Some of the sheep looked at the ram and began to titter, for he was old and thin, and looked very comical indeed without any wool. And this made him so angry that he went off by himself and began eating grass, and would not speak to the others at all.
"I do n't know why sheep should feel badly about having their fleeces cut," remarked the Black Sheep, thoughtfully, "for the farmer is very kind to us, and so is his dame, and I am glad my wool serves to keep them warm in the winter. For before the snow comes our wool will grow out again, and we shall not be any the worse for our loss."
"What do those people who have n't any sheep do for clothes?" asked the lamb.
"I 'm sure I do n't know. They must nearly freeze in the winter.
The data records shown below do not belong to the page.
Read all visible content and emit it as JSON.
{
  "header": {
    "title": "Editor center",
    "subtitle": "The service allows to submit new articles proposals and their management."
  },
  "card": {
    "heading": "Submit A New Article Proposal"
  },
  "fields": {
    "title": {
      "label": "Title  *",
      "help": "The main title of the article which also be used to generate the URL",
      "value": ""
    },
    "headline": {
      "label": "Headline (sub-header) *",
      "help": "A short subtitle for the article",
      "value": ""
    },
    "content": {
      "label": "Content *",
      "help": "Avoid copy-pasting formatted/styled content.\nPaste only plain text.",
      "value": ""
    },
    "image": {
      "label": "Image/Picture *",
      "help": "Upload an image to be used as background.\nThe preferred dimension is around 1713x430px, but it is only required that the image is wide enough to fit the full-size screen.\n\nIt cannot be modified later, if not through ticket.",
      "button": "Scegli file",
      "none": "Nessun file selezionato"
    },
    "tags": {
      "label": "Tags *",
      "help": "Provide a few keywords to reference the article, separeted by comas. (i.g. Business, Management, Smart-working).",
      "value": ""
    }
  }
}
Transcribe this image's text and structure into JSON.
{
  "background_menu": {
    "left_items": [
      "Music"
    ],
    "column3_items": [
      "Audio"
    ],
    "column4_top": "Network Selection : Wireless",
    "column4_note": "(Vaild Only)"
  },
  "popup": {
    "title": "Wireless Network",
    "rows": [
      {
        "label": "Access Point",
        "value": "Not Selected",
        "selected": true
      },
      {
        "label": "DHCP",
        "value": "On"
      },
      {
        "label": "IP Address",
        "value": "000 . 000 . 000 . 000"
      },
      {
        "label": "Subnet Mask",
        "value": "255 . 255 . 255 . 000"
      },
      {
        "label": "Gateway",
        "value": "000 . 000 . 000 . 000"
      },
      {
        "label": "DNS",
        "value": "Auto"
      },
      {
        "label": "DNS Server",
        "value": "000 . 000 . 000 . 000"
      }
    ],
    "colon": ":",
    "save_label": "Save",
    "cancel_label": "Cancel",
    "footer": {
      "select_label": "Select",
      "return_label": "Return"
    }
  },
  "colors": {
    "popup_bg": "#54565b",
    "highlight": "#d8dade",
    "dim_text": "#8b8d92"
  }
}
Perhaps the ram can tell us."
But the ram was still angry, and refused to say anything, so the sheep stopped talking and began to scatter over the pasture and eat the tender, new grass.
By and by the Black Sheep wandered near the lane, and looking up, saw the little boy watching it through the bars.
"Good morning, Black Sheep," said the boy; "why do you look so funny this morning?"
"They have cut off my wool," answered the sheep.
"What will they do with it, Black Sheep?" enquired the little boy.
"They will make coats of it, to keep themselves warm."
"I wish I had some wool," said the boy," for I need a new coat very badly, and mamma is so poor she cannot buy me one."
"That is too bad," replied the Black Sheep; "but I shall have more wool by and by, and then I will give you a bagful to make a new coat from."
"Will you really?" asked the boy, looking very much pleased.
"Indeed I will," answered the sheep, "for you are always kind and have a pleasant word for me.